» **Task details**
Provide the number of lines in the entries below containing "level", with no further words.

════════════════

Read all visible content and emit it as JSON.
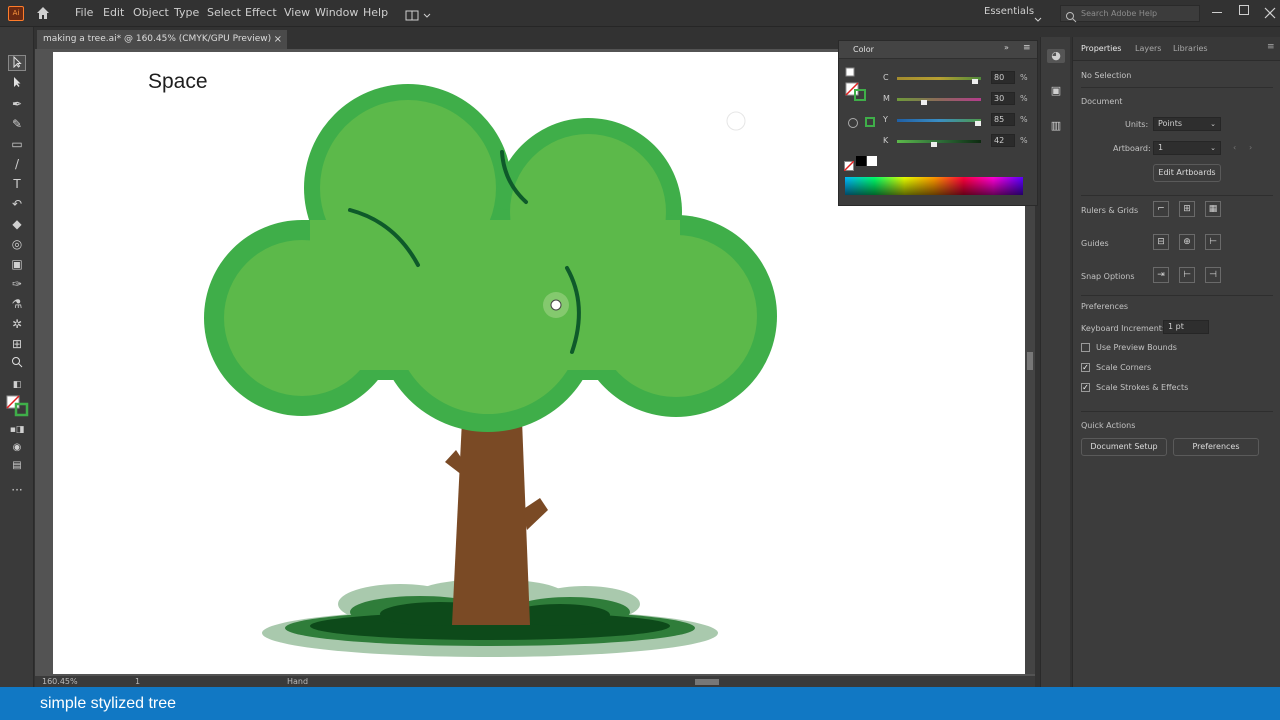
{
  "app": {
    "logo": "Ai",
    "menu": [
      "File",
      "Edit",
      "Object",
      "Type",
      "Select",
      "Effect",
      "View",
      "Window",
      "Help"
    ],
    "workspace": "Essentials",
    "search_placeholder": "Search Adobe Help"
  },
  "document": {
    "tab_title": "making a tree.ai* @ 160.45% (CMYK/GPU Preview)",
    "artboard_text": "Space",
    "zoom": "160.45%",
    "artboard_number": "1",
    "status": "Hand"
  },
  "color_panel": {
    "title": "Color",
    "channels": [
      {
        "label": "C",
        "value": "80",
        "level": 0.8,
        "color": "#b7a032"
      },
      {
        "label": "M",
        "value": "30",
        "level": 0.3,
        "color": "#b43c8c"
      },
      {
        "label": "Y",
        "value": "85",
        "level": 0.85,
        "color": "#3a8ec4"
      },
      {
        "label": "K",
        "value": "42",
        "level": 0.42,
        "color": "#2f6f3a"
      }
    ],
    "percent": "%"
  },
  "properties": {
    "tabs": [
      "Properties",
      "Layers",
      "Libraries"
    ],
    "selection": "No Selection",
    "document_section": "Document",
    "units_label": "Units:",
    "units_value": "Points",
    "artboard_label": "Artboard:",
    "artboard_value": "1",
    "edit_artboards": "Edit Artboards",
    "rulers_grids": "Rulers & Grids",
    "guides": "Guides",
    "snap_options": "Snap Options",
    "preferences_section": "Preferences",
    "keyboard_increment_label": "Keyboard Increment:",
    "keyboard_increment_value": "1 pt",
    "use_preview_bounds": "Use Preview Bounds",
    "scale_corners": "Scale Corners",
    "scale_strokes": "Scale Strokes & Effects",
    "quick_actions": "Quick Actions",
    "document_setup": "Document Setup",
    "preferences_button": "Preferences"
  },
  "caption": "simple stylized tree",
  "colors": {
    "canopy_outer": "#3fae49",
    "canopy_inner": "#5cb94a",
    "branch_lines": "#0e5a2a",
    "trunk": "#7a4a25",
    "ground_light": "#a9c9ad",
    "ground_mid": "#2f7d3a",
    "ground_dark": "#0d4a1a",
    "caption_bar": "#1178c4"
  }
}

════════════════

» **Task response**
4